The synchronicity of a conversation in the parish last week and an aside in the Archbishop of Canterbury's sermon at the start of Tuesday's synod business both included comments on Möbius strips.
Tuesday, 8 February 2011
Monday, 7 February 2011
Synod officially started at 3.00pm today. However, immediately before that meeting there was a meeting of the House of Laity by itself. These don't happen at every session - most business is conducted by Synod as a whole. (The House of Bishops is different - they do meet regularly outside Synod - but that's for expansion elsewhere, perhaps.) This afternoon the House of Laity was invited to co-opt Dr Priscilla Chadwick as a member of the House so that she could be re-appointed as Chair of the Dioceses Commission. The short version of what happened is that we declined to make such a co-option.
The longer version is a bit more nuanced. The powers that be have managed to get themselves in a muddle. As the Dioceses Commission is set up, a certain number of its members have also to be members of General Synod, and its Chair has to be selected from among those members. Furthermore the Chair of the Commission is not allowed also to be a member of various other Synod-related bodies. The idea seems to be that the Chair should be someone who has been in some way elected by the wider Church, and also that they should not be someone who is already obviously part of the establishment. So far so good, you might think. Unfortunately, it turned out that none of those from Synod who ended up on the Commission were deemed by the powers that be to be suitable for the post of Chair, and instead Dr Chadwick was suggested for the job. Consequently, in 2008, the House of Laity was asked to co-opt Dr Chadwick so that she could chair what was then the new Commission. Reluctantly, we agreed.
Given that we were told that the first co-option was quite essential because Dr. Chadwick was the only person for the job, it came as something of a surprise that we were now asked to make exactly the same co-option. After all, this time Dr. Chadwick could have stood for Synod. She didn't. The point was made in the debate that actually there was a good argument for the Chair of the Commission not to be an elected member from a particular diocese on grounds of impartiality. While this was a sound point, it doesn't alter the fact that a set of procedures exist for the appointment of the members and Chair of the Dioceses Commission, and that the central bureaucracy has attempted to circumvent them because they were not delivering the result that the bureaucracy required. This isn't the right way of doing things, and this time we were not sufficiently convinced by the arguments from expediency to put aside what little democratic legitimacy we possess and roll over when required by the secretariat.

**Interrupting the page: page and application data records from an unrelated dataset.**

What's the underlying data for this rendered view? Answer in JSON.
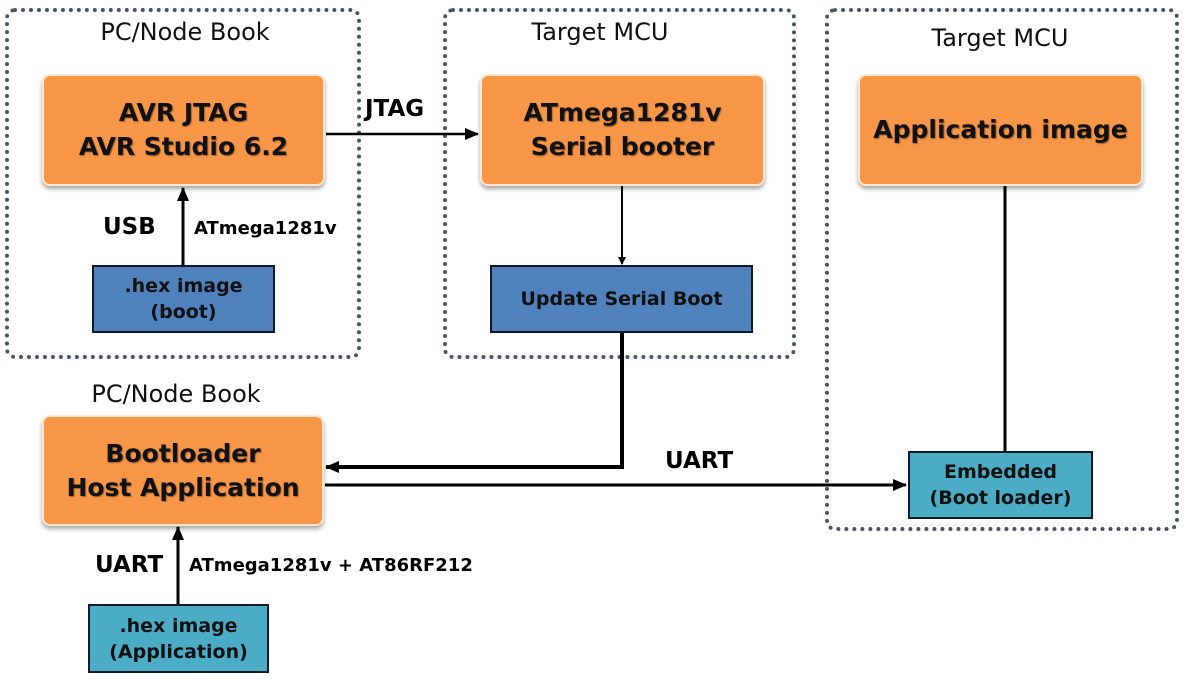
{
  "groups": {
    "pc_top": {
      "title": "PC/Node Book"
    },
    "mcu_middle": {
      "title": "Target MCU"
    },
    "mcu_right": {
      "title": "Target MCU"
    },
    "pc_bottom": {
      "title": "PC/Node Book"
    }
  },
  "nodes": {
    "avr_jtag": {
      "line1": "AVR JTAG",
      "line2": "AVR Studio 6.2"
    },
    "hex_boot": {
      "line1": ".hex image",
      "line2": "(boot)"
    },
    "serial_booter": {
      "line1": "ATmega1281v",
      "line2": "Serial booter"
    },
    "update_serial_boot": {
      "line1": "Update Serial Boot"
    },
    "application_image": {
      "line1": "Application image"
    },
    "embedded_bootloader": {
      "line1": "Embedded",
      "line2": "(Boot loader)"
    },
    "bootloader_host": {
      "line1": "Bootloader",
      "line2": "Host Application"
    },
    "hex_application": {
      "line1": ".hex image",
      "line2": "(Application)"
    }
  },
  "edges": {
    "jtag": "JTAG",
    "usb": "USB",
    "usb_device": "ATmega1281v",
    "uart_main": "UART",
    "uart_bottom": "UART",
    "uart_bottom_device": "ATmega1281v + AT86RF212"
  },
  "colors": {
    "orange": "#f79646",
    "blue": "#4f81bd",
    "cyan": "#4bacc6",
    "dotted_border": "#44546a"
  }
}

In all of this, the person I feel sorry for is Dr. Chadwick. For what it's worth, I think she has done a good job, and I have been very impressed with what the Commission has so far achieved. As I understand it she was asked to continue in her post, she didn't put herself forward. Perhaps those who did the asking might reflect whether they have really done her or the Church any sort of service in making that request in the way in which they made it. Perhaps they might further reflect on the suggestion that if your procedures are not delivering the results you desire, then the procedures themselves need to be changed. If you attempt simply to circumvent the rules you currently have then the only conclusion to which onlookers might come is that those rules didn't really count for anything in the first place. And surely that can't be true...
Here is synod meeting again in London. The November 2010 session was the usual, brief, inauguration session at the start of a new synod. Once we get to the February session, that's when the real work gets going.
Or does it? People have been commenting already that the agenda for this session seems thin. Although the whole week was set aside initially, the synod is actually only meeting from Monday until Wednesday evening. This is a quick glance as to why it might appear reduced; and what some of the more significant items are actually still are. Papers, as usual are available on the General Synod pages of the all new Church of England website (which is apparently no longer a sub-domain of the anglican.org - probably worth a blog post in it's own right at some point...).
Firstly, as it is a new synod, not all new posts have been fixed. Synod business is organised by the Business Committee - but that is only just in the process of being elected for the quinquennium. Many other important boards and councils have changed membership too, and this has affected pulling together some of the preparations for this synod.
Secondly, synod has sent out to the dioceses for debate 2 major pieces of work - Women Bishops, and the Anglican Communion Covenant. As we await these items to come back to synod for the final stages of the legislation, synod gets a chance to catch it's breath.
Monday's business starts with a presentation by The Right Honourable Andrew Mitchell MP, Secretary of State for International Development. It is a number of years since synod was addressed by a member of the government - and a great department for us to be hearing from. The press were asking before Andrew Mitchell's speech for a copy of what he was going to say. They couldn't have one, as he stood to speak passionately, with only the sparsest of notes, of recent visits to East Africa, and seeing the vital work being done by faith communities and others on the ground.
Other key items coming up include the the debate on the way ahead for the next quinquennium; as well as the motion asking for initiation - baptism etc - liturgies that are more in language that those unfamiliar with church jargon can better grasp. Not to dumb down our theology, but to make it more accessible. More later...
Alastair Cutting Chichester 96